  • As an alternative to using heterologous donor hepatocytes, the Salk Institute team developed an approach based on the use of patients' own, gene-corrected and in vitro- differentiated cells. (genengnews.com)
  • Early transplantation of human immature dental pulp stem cells from baby teeth to golden retriever muscular dystrophy (GRMD) dogs: Local or systemic? (biomedcentral.com)
  • It may be autologous (the patient's own stem cells are used), allogeneic (the stem cells come from a donor) or syngeneic (from an identical twin). (wikipedia.org)
  • However, we deemed it important to determine in more detail whether the properties of the receptors incorporated in the oocyte membrane are the same as those of the receptors while still in the "donor" cells. (pnas.org)
  • For that purpose, we microtransplanted three types of neurotransmitter receptors assembled in the membranes of transfected cells to the oocytes and found that the properties of the receptors in their native membrane are retained after transplantation to the oocytes. (pnas.org)
  • Cultured human corneal endothelial cells (cHCECs) are anticipated to become an alternative to donor corneas for the treatment of corneal endothelial dysfunction. (arvojournals.org)

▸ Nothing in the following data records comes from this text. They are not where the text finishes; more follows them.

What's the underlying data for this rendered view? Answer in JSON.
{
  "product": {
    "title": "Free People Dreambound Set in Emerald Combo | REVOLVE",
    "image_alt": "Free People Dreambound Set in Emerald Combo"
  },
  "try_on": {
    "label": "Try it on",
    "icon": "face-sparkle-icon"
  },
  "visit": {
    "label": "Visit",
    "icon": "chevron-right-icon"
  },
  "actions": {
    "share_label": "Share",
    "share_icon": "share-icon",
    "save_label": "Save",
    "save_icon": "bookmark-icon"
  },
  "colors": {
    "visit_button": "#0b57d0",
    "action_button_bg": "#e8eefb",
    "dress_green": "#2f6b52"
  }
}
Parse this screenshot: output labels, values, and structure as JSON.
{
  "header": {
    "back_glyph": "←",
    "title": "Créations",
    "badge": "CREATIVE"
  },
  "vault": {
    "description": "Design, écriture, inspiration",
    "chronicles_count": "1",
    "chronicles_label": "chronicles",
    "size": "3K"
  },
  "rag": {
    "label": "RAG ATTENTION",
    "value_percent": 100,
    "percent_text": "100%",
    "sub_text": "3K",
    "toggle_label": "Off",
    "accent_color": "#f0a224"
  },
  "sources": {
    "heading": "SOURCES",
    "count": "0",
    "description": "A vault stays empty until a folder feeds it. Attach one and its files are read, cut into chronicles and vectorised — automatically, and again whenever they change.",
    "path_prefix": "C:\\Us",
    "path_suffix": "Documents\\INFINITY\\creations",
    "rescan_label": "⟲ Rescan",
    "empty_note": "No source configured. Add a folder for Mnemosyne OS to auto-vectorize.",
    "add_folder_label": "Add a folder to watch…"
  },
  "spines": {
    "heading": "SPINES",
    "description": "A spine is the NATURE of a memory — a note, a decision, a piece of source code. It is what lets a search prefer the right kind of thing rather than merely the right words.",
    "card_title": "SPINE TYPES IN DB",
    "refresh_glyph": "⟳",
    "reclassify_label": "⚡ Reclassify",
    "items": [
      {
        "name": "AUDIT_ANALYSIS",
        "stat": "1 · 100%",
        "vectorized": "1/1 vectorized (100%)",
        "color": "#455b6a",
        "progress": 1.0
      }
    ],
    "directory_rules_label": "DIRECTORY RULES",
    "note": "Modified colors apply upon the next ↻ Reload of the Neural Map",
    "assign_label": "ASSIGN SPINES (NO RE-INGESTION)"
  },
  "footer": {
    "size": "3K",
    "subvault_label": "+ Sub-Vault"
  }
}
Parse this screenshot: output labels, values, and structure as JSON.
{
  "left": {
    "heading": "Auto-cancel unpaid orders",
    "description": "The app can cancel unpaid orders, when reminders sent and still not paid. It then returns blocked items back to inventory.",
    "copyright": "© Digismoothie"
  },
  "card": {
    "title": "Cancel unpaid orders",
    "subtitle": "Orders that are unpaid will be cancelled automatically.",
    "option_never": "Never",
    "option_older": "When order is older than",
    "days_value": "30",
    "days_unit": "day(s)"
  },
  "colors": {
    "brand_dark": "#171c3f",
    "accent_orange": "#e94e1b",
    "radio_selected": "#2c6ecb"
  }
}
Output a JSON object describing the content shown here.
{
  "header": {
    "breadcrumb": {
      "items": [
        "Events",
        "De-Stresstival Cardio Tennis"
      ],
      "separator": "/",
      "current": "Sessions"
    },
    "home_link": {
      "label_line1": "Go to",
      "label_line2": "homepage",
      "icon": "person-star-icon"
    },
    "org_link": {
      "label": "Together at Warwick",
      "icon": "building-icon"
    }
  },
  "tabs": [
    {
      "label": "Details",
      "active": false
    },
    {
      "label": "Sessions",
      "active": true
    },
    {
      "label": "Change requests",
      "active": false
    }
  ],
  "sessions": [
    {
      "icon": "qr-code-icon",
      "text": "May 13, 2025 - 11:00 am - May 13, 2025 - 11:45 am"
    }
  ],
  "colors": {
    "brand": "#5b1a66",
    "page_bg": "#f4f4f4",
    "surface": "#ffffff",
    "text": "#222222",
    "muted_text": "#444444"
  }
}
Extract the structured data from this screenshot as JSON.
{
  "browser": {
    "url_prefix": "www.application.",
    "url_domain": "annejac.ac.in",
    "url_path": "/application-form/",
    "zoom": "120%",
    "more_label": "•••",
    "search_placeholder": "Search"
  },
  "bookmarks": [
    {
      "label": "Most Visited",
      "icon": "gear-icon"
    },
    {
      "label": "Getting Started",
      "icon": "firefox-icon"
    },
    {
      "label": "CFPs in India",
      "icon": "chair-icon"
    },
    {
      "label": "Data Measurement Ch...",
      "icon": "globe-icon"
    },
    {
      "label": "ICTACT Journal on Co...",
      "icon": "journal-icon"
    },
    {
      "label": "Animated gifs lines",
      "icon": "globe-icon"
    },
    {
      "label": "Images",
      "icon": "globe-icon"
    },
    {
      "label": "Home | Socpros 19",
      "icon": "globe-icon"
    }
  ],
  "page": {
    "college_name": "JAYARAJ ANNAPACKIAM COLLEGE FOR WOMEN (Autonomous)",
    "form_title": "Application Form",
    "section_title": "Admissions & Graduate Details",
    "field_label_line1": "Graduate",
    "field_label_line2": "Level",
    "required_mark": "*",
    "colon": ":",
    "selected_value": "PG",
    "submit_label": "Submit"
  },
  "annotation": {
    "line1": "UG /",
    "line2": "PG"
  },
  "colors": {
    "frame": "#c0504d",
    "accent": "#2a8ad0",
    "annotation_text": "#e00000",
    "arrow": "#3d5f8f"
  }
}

  • Embryonic stem (ES) cells, with their ability to generate all, or nearly all, of the cell types in the adult body and a possible source of cells genetically identical to the donor, hold great promise but face ethical and political hurdles for human use. (aspetjournals.org)
  • Immunoisolation of heterologous cells by encapsulation creates opportunities for their safe use as a component of implanted or ex vivo devices. (aspetjournals.org)
  • At last, we demonstrated the successful repopulation of sterilized recipient's testes with transplanted cGFR alpha 1-positive donor testicular cells. (muni.cz)
  • The loss of myelinating cells causes abnormal neuronal functionality, which can be restored by hESC-derived oligodendrocyte transplantation in animals, via activation of brain-derived neurotrophic factor (BDNF) and IL-6 signaling pathways. (lifemapsc.com)
  • The central hypothesis of this proposal is that variation in the initial precursor frequencies of donor-reactive CD4 and/or CDS T cells is a critical determinant in the susceptibility or resistance to CD28/CD40 costimulation blockade induced graft acceptance. (grantome.com)
  • These results are consistent with the ability of a pro-inflammatory cytokine that is likely to be produced during inflammation in grafts to promote the proliferation and effector function of donor-reactive memory CD8+ T cells whether CTLA4-Ig is administered or not. (californiaehealth.org)
  • Furthermore, the ability to isolate and expand from patients various types of muscle progenitor cells capable of committing to the myogenic lineage provides the opportunity to establish cell lines that can be used for transplantation following ex vivo manipulation and expansion. (frontiersin.org)
  • The median blood loss was 8362 + 3994 ml (with the Cell Saver) and 10824 + 7002 ml (without the Cell Saver) and the median transfusion of heterologous packed red blood cells was 9,6 + 8 units (with the Cell Saver) compared to 22,3 + 21 units (without the Cell Saver). (bvsalud.org)
  • CONCLUSIONS: The Cells Saver has the potential to reduce the need for heterologous blood transfusion reducing the risks of transmissible diseases. (bvsalud.org)
  • B) A human-to-rat peritoneal graft approach was set up to study remodeling of the peritoneum and to determine the host vs donor origin of cells that contributed to the process of endothelization and eventual arterialization. (nih.gov)
  • The "gold standard" of such surgeries implies the use of implants based on heterologous decellularized small intestine (all cells have been removed with preserved extracellular matrix). (kommersant.uk)
  • 1995 (Sept) Lecturer in Molecular Biology of Organ Transplantation, Department of Surgery, University of Newcastle Upon Tyne. (ncl.ac.uk)